Recognizing the underlying pathology of a problem, or debating whether it is best addressed at a federal, state, or local level—even asking whether it is an issue best left to private citizens—is entirely the domain of conservative policymaking.
This is a far cry from so-called progressive policy, which tends to shoot both spending and decision-making straight to the top of the ladder, no questions asked. Simply judging both schools by their problem-solving capabilities, one would assume that the mostly empty toolbox of progressivism isn’t nearly as versatile.
But we don’t have to rely on speculation. We have hard evidence: 50 years of President Lyndon Johnson’s “Great Society” social programs hasn’t worked. Trillion-dollar stimulus packages haven’t worked. Takeover of the nation’s health care and insurance industries hasn’t worked. Centrally controlling education and spending over $100,000 per student hasn’t worked.

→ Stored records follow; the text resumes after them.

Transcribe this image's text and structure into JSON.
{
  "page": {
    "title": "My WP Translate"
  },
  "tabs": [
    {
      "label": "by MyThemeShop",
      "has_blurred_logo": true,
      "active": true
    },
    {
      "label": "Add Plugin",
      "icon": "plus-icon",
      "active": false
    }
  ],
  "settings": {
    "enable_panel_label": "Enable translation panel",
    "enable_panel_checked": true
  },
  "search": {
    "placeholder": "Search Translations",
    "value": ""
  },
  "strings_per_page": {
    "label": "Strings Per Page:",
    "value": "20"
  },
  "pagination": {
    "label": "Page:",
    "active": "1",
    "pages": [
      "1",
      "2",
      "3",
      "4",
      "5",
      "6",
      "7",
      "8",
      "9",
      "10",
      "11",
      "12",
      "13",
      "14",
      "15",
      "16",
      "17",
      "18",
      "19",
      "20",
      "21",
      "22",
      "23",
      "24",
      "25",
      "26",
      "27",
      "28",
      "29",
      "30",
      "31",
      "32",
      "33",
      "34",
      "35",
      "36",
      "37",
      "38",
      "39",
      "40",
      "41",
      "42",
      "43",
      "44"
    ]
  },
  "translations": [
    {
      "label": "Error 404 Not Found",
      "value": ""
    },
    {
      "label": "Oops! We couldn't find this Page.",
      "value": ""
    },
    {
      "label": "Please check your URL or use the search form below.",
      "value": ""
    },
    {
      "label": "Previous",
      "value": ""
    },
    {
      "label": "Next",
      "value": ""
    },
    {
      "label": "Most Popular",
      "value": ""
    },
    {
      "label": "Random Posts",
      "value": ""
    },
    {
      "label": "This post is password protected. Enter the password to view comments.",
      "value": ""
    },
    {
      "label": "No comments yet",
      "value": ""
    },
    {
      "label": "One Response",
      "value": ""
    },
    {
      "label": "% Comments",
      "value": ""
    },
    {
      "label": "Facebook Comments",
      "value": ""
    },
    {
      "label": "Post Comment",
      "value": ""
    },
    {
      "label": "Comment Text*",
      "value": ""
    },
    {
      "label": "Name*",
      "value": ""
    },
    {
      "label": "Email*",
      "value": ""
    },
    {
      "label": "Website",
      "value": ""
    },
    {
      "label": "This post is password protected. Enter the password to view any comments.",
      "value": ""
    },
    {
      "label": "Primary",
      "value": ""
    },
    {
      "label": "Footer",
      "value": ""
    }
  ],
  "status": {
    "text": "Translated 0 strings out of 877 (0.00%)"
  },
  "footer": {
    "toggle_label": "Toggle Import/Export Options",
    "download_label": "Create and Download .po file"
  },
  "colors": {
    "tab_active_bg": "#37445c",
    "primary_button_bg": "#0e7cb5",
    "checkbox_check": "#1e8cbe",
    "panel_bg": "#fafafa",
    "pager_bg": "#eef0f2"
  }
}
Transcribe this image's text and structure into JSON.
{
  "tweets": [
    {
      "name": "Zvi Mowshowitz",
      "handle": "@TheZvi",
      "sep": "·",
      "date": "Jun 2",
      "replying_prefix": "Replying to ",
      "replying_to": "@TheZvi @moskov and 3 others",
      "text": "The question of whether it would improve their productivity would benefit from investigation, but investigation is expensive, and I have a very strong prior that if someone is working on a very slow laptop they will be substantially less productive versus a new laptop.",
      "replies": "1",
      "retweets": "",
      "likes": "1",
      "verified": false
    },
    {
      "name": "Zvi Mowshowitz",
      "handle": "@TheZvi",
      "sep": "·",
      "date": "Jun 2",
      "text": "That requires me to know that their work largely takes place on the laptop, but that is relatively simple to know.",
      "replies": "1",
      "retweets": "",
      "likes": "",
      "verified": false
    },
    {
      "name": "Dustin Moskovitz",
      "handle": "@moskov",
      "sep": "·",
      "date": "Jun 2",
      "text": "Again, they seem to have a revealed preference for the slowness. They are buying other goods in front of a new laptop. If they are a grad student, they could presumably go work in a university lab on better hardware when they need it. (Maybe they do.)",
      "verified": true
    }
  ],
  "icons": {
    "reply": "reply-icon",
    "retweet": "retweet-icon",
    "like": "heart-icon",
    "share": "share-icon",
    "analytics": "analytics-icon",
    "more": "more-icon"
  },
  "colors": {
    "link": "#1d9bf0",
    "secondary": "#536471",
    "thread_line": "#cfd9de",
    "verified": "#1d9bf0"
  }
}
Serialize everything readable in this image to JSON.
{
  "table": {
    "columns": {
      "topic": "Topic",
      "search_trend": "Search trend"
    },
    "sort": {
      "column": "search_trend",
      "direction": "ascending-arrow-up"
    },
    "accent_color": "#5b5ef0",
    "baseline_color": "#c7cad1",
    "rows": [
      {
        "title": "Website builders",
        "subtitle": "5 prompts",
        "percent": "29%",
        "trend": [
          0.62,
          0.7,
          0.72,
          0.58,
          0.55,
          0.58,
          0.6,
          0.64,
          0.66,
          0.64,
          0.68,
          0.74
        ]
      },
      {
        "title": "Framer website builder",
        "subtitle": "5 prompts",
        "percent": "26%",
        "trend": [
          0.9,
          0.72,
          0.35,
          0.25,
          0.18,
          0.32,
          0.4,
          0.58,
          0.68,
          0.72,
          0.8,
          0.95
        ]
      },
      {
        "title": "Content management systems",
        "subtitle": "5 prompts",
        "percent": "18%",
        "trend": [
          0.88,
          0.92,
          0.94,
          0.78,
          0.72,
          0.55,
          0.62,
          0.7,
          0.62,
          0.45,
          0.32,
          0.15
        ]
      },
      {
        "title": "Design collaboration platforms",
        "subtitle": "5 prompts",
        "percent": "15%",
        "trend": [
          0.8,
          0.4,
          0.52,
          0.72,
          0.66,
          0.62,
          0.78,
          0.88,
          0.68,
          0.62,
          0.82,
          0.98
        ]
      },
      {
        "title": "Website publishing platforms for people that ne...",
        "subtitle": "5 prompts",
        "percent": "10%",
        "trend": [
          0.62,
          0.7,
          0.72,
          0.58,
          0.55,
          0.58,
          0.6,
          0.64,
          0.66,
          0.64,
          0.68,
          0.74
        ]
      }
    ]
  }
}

Winston Churchill once said, “You can always count on Americans to do the right thing—after they’ve tried everything else.” Maybe it’s time we listened to the old prime minister, because we’ve been trying the “everything else” for decades.
Fortunately, the world just got the right thing in writing. The Heritage Foundation has released “Solutions 2016,” a compendium of more than 275 conservative policy recommendations for political candidates.
We want not just freedom from tyranny; we want every family in America free to pursue whatever dreams they’ve planted for themselves.
The core idea motivating these policies is that the federal government’s first job is to protect America from external threats, and its second is to manage only those issues the states are incapable of or forbidden from doing themselves, in accordance with limits of the Constitution.
Truly conservative solutions address issues the progressive establishment ineptly tackles at the federal level, like generational poverty and education. These issues demand local understanding of local problems—and also require letting people and their states keep their own money. Some areas, like economic downturn or a bad job market, can be traced to interference that shouldn’t have happened in the first place—at any level of government.
There are also societal problems the progressive establishment doesn’t even recognize, such as the breakup of the American family and casual attitudes toward human life. Recognized by Washington or not, these issues have an impact on all of us and demand a renewed commitment to a moral civil society, strong religious institutions, and policies that promote, instead of denigrate, family bonds.
At the end of the day, the final goal of conservative policymaking is to build a society where all Americans are afforded the same opportunities, and none experiences roadblocks to prosperity or fulfillment through the careless actions of his government. We want not just freedom from tyranny; we want every family in America free to pursue whatever dreams its members have planted for themselves.
If you agree with these goals, I hope you’ll give “Solutions 2016” a look. And if you think any of your elected leaders would find it informative—from town councilman to state senator to your member of Congress—I hope you’ll recommend it to him.
That’s what I’ll be doing!